He sends the prime number \( p \) and the generator \( g \) to Peggy.

Victor chooses the secret key \( a \) and computes the public key \( h \) which he sends to Peggy.

Victor generates the keys because the commitment scheme is unconditional hiding and computational binding.

Peggy makes a commitment to the value \( x \) by first choosing a random integer \( r \) and then computing the commitment \( c \), which she sends to Victor.

Peggy reveals the two values \( x \) and \( r \) to Victor, i.e. she opens the commitment.

Victor then verifies the commitment \( c \) by checking that the two values are equals. Only if this is the case is the received value \( x \) the same value that Peggy made a commitment to.

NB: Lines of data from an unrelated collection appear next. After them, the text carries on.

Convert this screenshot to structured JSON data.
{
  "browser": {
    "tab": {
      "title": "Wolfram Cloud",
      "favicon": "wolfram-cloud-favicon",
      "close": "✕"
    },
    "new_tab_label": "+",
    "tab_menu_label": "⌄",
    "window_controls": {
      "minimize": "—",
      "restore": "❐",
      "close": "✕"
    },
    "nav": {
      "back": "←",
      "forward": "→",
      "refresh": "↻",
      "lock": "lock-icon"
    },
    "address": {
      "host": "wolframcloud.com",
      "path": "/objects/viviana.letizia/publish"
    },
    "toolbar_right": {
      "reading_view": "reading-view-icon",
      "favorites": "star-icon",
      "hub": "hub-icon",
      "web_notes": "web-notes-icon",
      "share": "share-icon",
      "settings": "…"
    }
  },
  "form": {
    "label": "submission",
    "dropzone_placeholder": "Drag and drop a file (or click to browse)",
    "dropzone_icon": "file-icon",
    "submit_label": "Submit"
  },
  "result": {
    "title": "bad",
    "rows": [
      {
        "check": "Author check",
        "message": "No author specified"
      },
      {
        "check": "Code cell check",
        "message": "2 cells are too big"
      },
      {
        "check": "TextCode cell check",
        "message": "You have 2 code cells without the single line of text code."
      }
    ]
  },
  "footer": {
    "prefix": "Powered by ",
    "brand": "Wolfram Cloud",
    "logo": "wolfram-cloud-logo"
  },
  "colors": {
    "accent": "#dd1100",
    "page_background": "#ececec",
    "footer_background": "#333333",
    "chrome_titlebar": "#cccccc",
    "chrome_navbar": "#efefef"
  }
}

Computes the generator \( g \):

Computes the public key \( h \):

Receives the commitment \( c \)

Verifies Peggy's commitment to the value \( x \):